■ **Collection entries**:

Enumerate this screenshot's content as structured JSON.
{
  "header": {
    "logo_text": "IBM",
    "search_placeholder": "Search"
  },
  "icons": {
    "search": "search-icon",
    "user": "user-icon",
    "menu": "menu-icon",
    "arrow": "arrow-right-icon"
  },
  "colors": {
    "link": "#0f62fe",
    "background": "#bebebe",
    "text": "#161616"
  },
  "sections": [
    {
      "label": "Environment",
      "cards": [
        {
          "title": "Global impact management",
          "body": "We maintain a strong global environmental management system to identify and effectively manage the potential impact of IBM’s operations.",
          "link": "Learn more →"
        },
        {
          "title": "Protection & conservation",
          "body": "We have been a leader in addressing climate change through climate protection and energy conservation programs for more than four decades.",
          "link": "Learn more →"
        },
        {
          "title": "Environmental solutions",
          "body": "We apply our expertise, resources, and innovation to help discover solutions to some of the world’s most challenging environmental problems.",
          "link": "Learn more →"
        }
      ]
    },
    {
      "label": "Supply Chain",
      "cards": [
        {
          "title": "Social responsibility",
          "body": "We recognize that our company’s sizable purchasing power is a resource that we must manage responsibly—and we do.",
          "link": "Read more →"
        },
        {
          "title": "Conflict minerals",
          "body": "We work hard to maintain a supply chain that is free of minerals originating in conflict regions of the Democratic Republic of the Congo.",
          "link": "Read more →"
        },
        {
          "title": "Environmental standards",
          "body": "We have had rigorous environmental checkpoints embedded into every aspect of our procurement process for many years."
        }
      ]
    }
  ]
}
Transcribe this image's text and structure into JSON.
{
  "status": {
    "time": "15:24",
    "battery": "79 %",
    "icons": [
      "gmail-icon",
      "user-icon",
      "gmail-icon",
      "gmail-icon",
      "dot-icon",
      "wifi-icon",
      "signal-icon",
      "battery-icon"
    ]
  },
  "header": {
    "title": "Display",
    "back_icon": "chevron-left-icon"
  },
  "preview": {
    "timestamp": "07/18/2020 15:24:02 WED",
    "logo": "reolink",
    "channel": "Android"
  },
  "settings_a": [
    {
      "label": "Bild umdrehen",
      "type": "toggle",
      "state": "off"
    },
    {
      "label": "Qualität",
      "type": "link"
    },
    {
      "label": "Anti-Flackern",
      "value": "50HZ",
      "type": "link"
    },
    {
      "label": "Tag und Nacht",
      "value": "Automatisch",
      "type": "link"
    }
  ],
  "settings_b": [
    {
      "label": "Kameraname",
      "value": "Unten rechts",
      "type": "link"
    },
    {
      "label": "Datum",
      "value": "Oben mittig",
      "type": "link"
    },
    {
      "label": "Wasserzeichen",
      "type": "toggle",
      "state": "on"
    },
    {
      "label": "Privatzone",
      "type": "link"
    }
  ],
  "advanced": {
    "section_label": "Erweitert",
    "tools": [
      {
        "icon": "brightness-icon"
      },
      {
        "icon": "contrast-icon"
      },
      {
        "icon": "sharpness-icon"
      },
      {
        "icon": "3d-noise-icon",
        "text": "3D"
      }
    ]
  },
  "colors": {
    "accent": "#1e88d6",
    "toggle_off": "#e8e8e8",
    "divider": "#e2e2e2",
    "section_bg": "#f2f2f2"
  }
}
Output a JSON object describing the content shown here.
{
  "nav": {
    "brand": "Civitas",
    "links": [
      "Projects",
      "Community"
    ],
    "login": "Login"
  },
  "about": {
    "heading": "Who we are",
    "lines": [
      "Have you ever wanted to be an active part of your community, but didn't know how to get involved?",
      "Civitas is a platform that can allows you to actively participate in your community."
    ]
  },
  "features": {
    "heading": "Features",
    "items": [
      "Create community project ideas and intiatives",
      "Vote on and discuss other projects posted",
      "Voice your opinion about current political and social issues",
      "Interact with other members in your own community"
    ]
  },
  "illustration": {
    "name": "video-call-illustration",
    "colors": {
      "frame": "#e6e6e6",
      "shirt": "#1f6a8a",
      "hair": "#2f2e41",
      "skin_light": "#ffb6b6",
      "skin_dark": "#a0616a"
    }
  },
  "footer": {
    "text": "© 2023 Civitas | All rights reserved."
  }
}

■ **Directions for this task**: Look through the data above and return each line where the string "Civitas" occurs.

■ **Output below**:
    "brand": "Civitas",
      "Civitas is a platform that can allows you to actively participate in your community."
    "text": "© 2023 Civitas | All rights reserved."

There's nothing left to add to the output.